If the phase space is finite, then a stationary initial distribution always exists, independent of whether the process has discrete or continuous time. For a process in discrete time and for a countable set , a condition for existence of a stationary distribution has been found by A.N. Kolmogorov [1]: It is necessary and sufficient that there is class of communicating states such that the mathematical expectation of the time for reaching from is finite for any . This criterion has been generalized to strong Markov processes with an arbitrary phase space : For the existence of a stationary process it is sufficient that there is a compact set such that the expectation of the time of reaching from is finite for all . There is the following sufficient condition for the existence of a stationary Markov process in terms of Lyapunov stochastic functions (cf. Lyapunov stochastic function): If there is a function for which for , then there is a stationary Markov process associated with the Markov transition function . Here is the infinitesimal generator of the process.

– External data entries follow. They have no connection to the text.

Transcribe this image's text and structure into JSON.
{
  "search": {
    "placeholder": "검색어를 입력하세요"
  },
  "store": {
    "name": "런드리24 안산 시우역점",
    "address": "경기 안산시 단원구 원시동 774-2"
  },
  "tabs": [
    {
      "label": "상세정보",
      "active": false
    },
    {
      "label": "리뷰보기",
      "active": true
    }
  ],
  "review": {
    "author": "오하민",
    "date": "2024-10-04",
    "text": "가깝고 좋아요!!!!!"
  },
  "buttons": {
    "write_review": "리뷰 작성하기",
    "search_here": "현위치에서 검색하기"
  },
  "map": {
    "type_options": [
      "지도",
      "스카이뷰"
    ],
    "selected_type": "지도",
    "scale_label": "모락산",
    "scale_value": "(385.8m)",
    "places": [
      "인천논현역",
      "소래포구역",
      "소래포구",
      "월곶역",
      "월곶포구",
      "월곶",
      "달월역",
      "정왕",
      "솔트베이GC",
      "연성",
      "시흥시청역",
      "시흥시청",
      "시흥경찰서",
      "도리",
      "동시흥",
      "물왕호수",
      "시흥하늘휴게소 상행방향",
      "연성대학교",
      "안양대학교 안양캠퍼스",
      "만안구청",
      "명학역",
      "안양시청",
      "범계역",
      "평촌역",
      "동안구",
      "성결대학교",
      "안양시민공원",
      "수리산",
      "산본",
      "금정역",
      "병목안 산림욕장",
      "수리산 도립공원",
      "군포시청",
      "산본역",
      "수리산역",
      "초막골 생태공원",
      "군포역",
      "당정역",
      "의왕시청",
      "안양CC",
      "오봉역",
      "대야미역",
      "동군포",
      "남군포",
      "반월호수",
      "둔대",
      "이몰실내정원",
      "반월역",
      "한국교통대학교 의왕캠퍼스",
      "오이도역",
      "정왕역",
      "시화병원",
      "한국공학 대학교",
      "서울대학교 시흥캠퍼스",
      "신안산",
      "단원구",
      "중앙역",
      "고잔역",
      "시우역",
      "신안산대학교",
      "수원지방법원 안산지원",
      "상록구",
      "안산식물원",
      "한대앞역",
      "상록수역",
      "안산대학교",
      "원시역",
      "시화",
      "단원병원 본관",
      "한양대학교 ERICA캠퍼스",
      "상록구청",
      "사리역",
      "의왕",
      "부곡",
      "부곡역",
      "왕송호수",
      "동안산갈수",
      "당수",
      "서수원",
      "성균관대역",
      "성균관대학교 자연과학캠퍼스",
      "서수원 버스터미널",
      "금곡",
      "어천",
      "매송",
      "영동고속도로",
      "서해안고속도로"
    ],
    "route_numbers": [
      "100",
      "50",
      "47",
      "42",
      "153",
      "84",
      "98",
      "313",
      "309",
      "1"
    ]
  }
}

When the stationary initial distribution is unique, the corresponding stationary process is ergodic. In this case the Cesàro mean of the transition probabilities converges weakly to . Under certain additional conditions,

A stationary initial distribution satisfies the Fokker–Planck(–Kolmogorov) equation , where is the adjoint operator to the infinitesimal operator of the process. For example, is the adjoint operator to the generating differential operator of the process for diffusion processes. In this case has a density with respect to the Lebesgue measure which satisfies . In the one-dimensional case this equation can be solved by quadrature.


[1] A.N. Kolmogorov, "Markov chains with a countable number of states" , Moscow (1937) (In Russian)
[2] J.L. Doob, "Stochastic processes" , Wiley (1953)
[3] A.B. Sevast'yanov, "An ergodic theorem for Markov processes and its application to telephone systems with refusals" Theor. Probab. Appl. , 2 (1957) pp. 104–112 Teor. Veroyatnost. i Primenen. , 2 : 1 (1957) pp. 106–116



[a1] K.L. Chung, "Markov chains with stationary transition probabilities", Springer (1960)
[a2] W. Feller, "An introduction to probability theory and its applications", 1–2, Wiley (1966)
[a3] P. Lévy, "Processus stochastiques et mouvement Brownien", Gauthier-Villars (1965)
[a4] E. Parzen, "Stochastic processes", Holden-Day (1962)
[a5] Yu.A. Rozanov, "Stationary random processes", Holden-Day (1967) (Translated from Russian)
How to Cite This Entry:
Markov process, stationary. Encyclopedia of Mathematics. URL:,_stationary&oldid=25956
This article was adapted from an original article by R.Z. Khas'minskii (originator), which appeared in Encyclopedia of Mathematics - ISBN 1402006098. See original article